In this ongoing mini-series of blog posts, I share more nuggets from my online writing class, Plot and Structure, with instructor Bethany Nuckolls.
As our class proceeded into analyzing Act II of our novels, Bethany explained the concept of Shock: “Shock is the moment when the protagonist’s world comes crashing down, their ideals prove to have a fatal flaw, their companions betray them, or their desire proves to be short of expectations. This is the darkest moment in their journey thus far. For the first time, success will seem impossible. Doubt becomes certainty, bringing about the third point of Act II: the Critical Choice.”
Since I had just finished listening to What Happened to Goodbye? by Sarah Dessen, I decided to use that to discuss this concept and explore why I felt the book was emotionally compelling. I have included some of the previously discussed plot elements as well.
McLean, the 17-year-old protagonist, chooses to live with her father after he and her mother divorce. Her father’s job is helping faltering restaurants to either survive or close. In the last two years, McLean has gone into each new school and established a new identity for herself along with a new name. At one school she is a drama diva, at another a cheerleader, and most recently the student council secretary. Along with new names, McLean makes sure she never got attached to any of her friends since she knows she will be leaving soon. This is her Stasis (original state).
She moves to a new school (Trigger) and her pattern changes when she “accidentally” introduces herself as McLean and allows herself to develop new friends and a special friendship with the boy next door, Dave. As Dave and her group of friends work on putting together a model of the town (a superb example of an objective correlative of McLean’s life) she builds relationships and enjoys eating at one of the girl’s homes (Food, and the lack of eating together with her father is another objective correlative). When her friends look on a popular social media website, and discover that her email address is associated with four different names, they question who McLean really is--a question she is already asking herself. They react with distrust and she sinks into self-doubt.

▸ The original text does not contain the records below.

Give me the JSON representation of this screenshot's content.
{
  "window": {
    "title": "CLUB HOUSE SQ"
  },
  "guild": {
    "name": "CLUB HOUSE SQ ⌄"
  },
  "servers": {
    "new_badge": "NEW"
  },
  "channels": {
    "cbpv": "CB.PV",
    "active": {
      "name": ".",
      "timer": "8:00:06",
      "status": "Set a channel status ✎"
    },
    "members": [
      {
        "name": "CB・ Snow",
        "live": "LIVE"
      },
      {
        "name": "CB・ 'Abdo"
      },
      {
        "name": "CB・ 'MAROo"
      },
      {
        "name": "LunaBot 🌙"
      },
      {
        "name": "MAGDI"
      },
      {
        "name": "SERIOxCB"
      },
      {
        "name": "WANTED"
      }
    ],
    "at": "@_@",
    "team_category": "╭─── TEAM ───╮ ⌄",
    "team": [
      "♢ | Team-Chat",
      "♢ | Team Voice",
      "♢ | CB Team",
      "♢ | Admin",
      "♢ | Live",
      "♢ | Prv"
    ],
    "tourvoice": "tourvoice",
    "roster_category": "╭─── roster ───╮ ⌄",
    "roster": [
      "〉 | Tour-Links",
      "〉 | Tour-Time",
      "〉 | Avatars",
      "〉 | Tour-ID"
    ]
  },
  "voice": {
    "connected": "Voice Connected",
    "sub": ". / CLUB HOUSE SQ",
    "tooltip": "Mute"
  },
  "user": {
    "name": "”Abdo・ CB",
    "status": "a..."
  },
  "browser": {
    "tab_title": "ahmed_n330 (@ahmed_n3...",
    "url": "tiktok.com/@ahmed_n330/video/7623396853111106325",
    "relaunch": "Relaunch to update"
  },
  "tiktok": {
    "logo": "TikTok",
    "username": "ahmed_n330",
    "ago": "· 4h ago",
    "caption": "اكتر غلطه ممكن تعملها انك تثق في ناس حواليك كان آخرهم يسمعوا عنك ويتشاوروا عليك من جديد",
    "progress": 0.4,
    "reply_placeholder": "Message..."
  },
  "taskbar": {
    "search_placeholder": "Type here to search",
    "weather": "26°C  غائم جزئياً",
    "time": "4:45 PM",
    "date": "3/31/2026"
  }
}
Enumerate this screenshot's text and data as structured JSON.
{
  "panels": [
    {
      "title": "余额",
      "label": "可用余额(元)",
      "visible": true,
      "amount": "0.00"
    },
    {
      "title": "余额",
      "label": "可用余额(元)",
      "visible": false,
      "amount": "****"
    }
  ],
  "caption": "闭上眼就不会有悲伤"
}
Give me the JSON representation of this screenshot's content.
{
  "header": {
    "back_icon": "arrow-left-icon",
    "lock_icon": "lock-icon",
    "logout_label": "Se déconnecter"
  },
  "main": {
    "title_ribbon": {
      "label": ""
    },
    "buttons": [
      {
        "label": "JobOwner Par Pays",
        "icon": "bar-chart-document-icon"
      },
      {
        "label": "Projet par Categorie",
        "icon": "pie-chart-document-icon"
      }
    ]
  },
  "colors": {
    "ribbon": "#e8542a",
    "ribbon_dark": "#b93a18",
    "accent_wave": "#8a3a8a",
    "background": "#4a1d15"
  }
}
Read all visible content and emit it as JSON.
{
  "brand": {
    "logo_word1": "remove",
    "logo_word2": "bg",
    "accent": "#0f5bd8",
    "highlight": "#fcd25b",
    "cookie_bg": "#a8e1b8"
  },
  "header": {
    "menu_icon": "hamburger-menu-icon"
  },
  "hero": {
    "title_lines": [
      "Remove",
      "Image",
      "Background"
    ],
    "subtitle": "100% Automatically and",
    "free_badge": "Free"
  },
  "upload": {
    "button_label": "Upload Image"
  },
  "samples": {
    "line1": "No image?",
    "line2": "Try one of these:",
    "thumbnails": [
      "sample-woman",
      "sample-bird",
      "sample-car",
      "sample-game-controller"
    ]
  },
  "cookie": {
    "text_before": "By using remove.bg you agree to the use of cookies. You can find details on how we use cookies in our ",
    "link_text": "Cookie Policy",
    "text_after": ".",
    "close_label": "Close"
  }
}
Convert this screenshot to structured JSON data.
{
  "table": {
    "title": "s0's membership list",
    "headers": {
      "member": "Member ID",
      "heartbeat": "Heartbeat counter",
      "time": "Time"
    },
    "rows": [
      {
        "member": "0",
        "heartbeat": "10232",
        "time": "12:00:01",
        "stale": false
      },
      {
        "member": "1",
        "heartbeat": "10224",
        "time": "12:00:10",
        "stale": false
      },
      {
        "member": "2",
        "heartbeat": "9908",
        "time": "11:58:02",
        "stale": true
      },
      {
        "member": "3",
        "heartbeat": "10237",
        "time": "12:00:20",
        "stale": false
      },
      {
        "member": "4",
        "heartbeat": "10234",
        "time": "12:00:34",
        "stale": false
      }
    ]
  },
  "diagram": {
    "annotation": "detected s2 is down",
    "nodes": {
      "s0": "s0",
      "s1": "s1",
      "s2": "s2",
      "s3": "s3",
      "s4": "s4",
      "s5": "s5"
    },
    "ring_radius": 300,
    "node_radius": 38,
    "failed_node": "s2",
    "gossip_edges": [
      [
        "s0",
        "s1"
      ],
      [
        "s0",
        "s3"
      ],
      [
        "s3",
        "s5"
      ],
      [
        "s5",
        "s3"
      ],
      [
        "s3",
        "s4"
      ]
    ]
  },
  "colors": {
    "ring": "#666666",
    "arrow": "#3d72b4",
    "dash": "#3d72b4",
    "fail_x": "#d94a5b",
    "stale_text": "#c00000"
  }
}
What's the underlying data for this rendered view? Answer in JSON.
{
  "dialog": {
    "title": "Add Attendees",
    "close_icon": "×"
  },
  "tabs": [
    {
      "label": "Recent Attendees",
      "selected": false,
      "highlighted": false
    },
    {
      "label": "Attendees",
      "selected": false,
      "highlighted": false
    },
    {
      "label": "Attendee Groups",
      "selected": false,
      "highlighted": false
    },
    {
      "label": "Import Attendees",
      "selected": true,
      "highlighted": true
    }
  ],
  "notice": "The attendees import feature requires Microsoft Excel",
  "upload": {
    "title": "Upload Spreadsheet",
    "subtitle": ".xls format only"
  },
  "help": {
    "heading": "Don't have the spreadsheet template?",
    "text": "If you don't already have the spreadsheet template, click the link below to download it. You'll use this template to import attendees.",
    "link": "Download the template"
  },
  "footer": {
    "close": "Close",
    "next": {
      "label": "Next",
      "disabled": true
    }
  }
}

I don’t remember if I cried at this point (although something in this book triggered tears); Dessen built up to this Shock point very cleverly and logically, but it still took me by surprise. McLean’s sense of loss when she realizes she has betrayed her friends by not revealing these past “selves” totally makes sense. It is definitely her "Point of No Return." After this, the book moves into the end of Act II when McLean faces her Critical Choice: Will she join her father when his next job takes him to Hawaii, or will she find a way to finish her senior year with her friends?
After I posted my analysis, Bethany commented, “Indeed, the Shock is not necessarily supposed to shock the reader (via the definition of "surprise"). Rather it shocks the lead character, and if the reader has drawn close enough to that character in the meantime, it should emotionally affect the reader as well.
Next week I'll continue my review of this beautifully-written young adult novel and will share examples of the tension elements which Dessen employed.